Reda Abdelrahman, 43, is an artist who lived through the Egyptian revolution and now uses different media to express his political views. In 2013, he moved to Queens to escape government persecution.
Mr. Abdelrahman, who once was a professor at the Art institute in Cairo but left teaching to focus on his art, described his work as contemporary. “I like to get my inspiration from ancient Egyptian art but tackle modern issues,” he said.
He had many interests before the revolution, but politics was not one of them. That was until Jan. 25, 2011, came, and the revolution began.
Mr. Abdelrahman brought a 12-foot-by-4-foot canvas to Tahrir Square, the heart of the revolution, to draw the crowd.

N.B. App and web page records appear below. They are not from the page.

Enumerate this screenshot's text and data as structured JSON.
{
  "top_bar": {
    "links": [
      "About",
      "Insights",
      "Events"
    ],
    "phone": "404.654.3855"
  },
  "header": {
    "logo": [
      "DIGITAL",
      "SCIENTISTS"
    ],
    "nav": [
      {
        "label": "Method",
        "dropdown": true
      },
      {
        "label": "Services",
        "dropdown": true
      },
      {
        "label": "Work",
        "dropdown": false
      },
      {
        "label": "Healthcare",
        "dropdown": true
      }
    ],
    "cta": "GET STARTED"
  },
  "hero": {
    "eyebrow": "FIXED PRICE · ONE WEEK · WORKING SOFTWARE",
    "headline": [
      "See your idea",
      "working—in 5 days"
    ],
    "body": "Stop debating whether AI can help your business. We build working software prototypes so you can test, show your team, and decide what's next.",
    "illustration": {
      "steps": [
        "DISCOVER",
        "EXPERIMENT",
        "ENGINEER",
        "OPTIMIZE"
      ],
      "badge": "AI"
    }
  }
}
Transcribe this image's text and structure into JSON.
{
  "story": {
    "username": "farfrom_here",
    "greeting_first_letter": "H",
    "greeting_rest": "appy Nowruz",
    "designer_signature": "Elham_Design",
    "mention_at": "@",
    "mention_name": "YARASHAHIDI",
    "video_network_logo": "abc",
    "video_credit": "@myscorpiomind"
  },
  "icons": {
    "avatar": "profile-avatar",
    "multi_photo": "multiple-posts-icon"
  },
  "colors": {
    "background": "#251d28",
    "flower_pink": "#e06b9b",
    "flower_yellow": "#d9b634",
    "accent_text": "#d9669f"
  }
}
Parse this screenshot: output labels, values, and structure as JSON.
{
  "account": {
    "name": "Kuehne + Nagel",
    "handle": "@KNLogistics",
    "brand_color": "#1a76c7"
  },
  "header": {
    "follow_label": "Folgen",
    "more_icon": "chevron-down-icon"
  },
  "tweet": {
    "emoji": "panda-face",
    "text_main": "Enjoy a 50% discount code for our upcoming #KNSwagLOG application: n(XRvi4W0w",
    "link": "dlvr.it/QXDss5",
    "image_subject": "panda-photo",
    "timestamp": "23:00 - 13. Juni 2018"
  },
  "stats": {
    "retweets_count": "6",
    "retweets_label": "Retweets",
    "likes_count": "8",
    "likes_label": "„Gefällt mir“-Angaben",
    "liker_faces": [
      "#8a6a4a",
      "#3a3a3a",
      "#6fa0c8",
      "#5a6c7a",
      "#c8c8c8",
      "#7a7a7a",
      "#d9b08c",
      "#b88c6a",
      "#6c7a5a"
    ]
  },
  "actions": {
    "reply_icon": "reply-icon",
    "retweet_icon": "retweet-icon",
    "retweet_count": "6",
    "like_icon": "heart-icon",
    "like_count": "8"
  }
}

He asked people to sign their names on the canvas.
“I want everyone to participate in my piece of art,” he said on May 26 in an interview conducted in Arabic. “For the first time, I saw Egyptians working together and coming together toward one goal: getting rid of Mubarak,” Mr. Abdelrahman said, in a reference to Hosni Mubarak, Egypt’s president from 1981 to 2011.
After the revolution, Mr. Abdelrahman said he was driven to explore why people were divided in Egypt and around the world by religions and cultures. “I wanted to show that we are all the same, no matter what kind of religion you believe in or who you worship,” he said.
In June 2012, a member of the Muslim Brotherhood, Mohamed Morsi, was elected president by the people. The election was the first popular vote in modern Egyptian history. And even though over 90 percent of Egyptians are Muslim, the country had long been secular. After the Muslim Brotherhood won, it attempted to model Egypt after Saudi Arabia, which has strict Shariah law. This was something that Egyptians like Mr. Abdelrahman did not see coming. Mr. Morsi was removed as president on June 30, 2013, and the country, now led by President Abdel Fattah el-Sisi, remains under military rule.
Mr. Abdelrahman’s political artwork was shown in many exhibits around Cairo in late 2012 and 2013, while the power structure in Egypt was still in transition. In one recent series, Mr. Abdelrahman incorporated donkeys into his painting as symbols of the mistreated citizens of Egypt.
One of his sculptures attracted unwanted attention from the Muslim Brotherhood administration and Mr. Morsi’s supporters while on display in a church in Cairo. On this particular donkey sculpture, Mr. Abdelrahman painted the face of Mr. Morsi and a military uniform.
“I was trying to say with this sculpture that Morsi is the head of the state, but the Egyptian military is still in control of everything in Egypt,” he said. The sculpture was eventually moved to St. Paul’s Cathedral in London.
“The donkey is a misunderstood animal in Egypt,” Mr. Abdelrahman said. “People depend on donkeys in all neighborhoods in Egypt. Donkeys are attached to carts overloaded with goods, fruits and vegetables to transport them to customers,” he said. “However, donkeys are underappreciated and always accused of being stupid. They are often beaten with wire and wooden sticks.” Not only do donkeys suffer abuse on a daily basis, but the term “donkey” is a slur.
In an exhibit expanding on the donkey theme, Mr. Abdelrahman created paintings and sculptures.
“If you call someone a donkey, you are saying that this person is stupid and worthless,” Mr. Abdelrahman said. “It’s a huge insult, so what I tried to do with ‘The Donkey’ exhibit is to celebrate the donkey’s kindness and its ability to face abuse and mistreatment,” he said. “I used the donkey image to insult Egyptian men, even President Morsi, by representing men as donkeys because that way they could understand the insult.”
Mr. Abdelrahman faced many threats over his art and views from the Islamist groups running the country after the revolution. “I had to leave Egypt. My life was in danger and my family was not safe there,” he said.
Mr. Abdelrahman has been working in New York, and his latest collective exhibition in this year was called “The Bridge.” For more information about him, go to his website: http://www.redaabdelrahman.com.
Correction: An earlier version of this article incorrectly stated the date that Mohamed Morsi was removed as president of Egypt. It was July 3, 2013, not June 30.